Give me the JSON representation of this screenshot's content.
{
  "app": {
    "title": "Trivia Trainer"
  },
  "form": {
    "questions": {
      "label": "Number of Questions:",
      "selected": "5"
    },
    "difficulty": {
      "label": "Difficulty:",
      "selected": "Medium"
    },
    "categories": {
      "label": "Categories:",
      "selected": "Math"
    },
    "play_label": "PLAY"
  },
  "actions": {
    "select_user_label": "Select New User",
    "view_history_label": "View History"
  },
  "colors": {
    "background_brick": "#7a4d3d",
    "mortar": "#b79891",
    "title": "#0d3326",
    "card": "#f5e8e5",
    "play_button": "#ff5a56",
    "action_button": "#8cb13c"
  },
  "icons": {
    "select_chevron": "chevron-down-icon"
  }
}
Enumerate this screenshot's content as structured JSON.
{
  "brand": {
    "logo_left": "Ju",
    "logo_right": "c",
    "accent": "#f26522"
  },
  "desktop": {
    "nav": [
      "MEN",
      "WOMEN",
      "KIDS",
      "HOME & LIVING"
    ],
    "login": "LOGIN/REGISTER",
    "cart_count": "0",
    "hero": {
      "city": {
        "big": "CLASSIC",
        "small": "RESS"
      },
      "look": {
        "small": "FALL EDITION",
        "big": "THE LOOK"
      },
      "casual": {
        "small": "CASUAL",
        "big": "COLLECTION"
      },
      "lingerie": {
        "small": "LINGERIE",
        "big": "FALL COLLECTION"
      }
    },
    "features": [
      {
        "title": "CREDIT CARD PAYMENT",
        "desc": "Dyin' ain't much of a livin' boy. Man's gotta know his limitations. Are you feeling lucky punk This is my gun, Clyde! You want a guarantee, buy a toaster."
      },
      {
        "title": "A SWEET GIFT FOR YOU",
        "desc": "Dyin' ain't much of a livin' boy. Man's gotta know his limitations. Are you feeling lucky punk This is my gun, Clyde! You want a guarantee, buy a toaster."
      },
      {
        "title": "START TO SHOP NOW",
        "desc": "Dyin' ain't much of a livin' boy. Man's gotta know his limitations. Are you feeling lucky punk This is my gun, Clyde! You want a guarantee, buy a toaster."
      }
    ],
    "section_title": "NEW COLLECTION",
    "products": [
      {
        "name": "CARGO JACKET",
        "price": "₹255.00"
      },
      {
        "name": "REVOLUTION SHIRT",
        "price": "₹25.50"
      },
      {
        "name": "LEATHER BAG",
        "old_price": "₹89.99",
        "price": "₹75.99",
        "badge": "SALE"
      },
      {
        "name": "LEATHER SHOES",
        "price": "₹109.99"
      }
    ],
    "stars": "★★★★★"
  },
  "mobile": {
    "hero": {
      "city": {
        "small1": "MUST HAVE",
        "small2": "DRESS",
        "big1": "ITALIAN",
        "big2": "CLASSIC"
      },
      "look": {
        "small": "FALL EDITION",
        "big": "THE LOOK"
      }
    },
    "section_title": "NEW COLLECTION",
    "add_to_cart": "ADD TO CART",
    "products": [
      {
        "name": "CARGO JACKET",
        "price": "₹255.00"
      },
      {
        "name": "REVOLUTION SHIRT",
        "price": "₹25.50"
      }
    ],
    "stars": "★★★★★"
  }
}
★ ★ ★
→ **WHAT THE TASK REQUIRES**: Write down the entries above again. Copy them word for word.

→ **TASK RESULT**:
Give me the JSON representation of this screenshot's content.
{
  "app": {
    "title": "Trivia Trainer"
  },
  "form": {
    "questions": {
      "label": "Number of Questions:",
      "selected": "5"
    },
    "difficulty": {
      "label": "Difficulty:",
      "selected": "Medium"
    },
    "categories": {
      "label": "Categories:",
      "selected": "Math"
    },
    "play_label": "PLAY"
  },
  "actions": {
    "select_user_label": "Select New User",
    "view_history_label": "View History"
  },
  "colors": {
    "background_brick": "#7a4d3d",
    "mortar": "#b79891",
    "title": "#0d3326",
    "card": "#f5e8e5",
    "play_button": "#ff5a56",
    "action_button": "#8cb13c"
  },
  "icons": {
    "select_chevron": "chevron-down-icon"
  }
}
Enumerate this screenshot's content as structured JSON.
{
  "brand": {
    "logo_left": "Ju",
    "logo_right": "c",
    "accent": "#f26522"
  },
  "desktop": {
    "nav": [
      "MEN",
      "WOMEN",
      "KIDS",
      "HOME & LIVING"
    ],
    "login": "LOGIN/REGISTER",
    "cart_count": "0",
    "hero": {
      "city": {
        "big": "CLASSIC",
        "small": "RESS"
      },
      "look": {
        "small": "FALL EDITION",
        "big": "THE LOOK"
      },
      "casual": {
        "small": "CASUAL",
        "big": "COLLECTION"
      },
      "lingerie": {
        "small": "LINGERIE",
        "big": "FALL COLLECTION"
      }
    },
    "features": [
      {
        "title": "CREDIT CARD PAYMENT",
        "desc": "Dyin' ain't much of a livin' boy. Man's gotta know his limitations. Are you feeling lucky punk This is my gun, Clyde! You want a guarantee, buy a toaster."
      },
      {
        "title": "A SWEET GIFT FOR YOU",
        "desc": "Dyin' ain't much of a livin' boy. Man's gotta know his limitations. Are you feeling lucky punk This is my gun, Clyde! You want a guarantee, buy a toaster."
      },
      {
        "title": "START TO SHOP NOW",
        "desc": "Dyin' ain't much of a livin' boy. Man's gotta know his limitations. Are you feeling lucky punk This is my gun, Clyde! You want a guarantee, buy a toaster."
      }
    ],
    "section_title": "NEW COLLECTION",
    "products": [
      {
        "name": "CARGO JACKET",
        "price": "₹255.00"
      },
      {
        "name": "REVOLUTION SHIRT",
        "price": "₹25.50"
      },
      {
        "name": "LEATHER BAG",
        "old_price": "₹89.99",
        "price": "₹75.99",
        "badge": "SALE"
      },
      {
        "name": "LEATHER SHOES",
        "price": "₹109.99"
      }
    ],
    "stars": "★★★★★"
  },
  "mobile": {
    "hero": {
      "city": {
        "small1": "MUST HAVE",
        "small2": "DRESS",
        "big1": "ITALIAN",
        "big2": "CLASSIC"
      },
      "look": {
        "small": "FALL EDITION",
        "big": "THE LOOK"
      }
    },
    "section_title": "NEW COLLECTION",
    "add_to_cart": "ADD TO CART",
    "products": [
      {
        "name": "CARGO JACKET",
        "price": "₹255.00"
      },
      {
        "name": "REVOLUTION SHIRT",
        "price": "₹25.50"
      }
    ],
    "stars": "★★★★★"
  }
}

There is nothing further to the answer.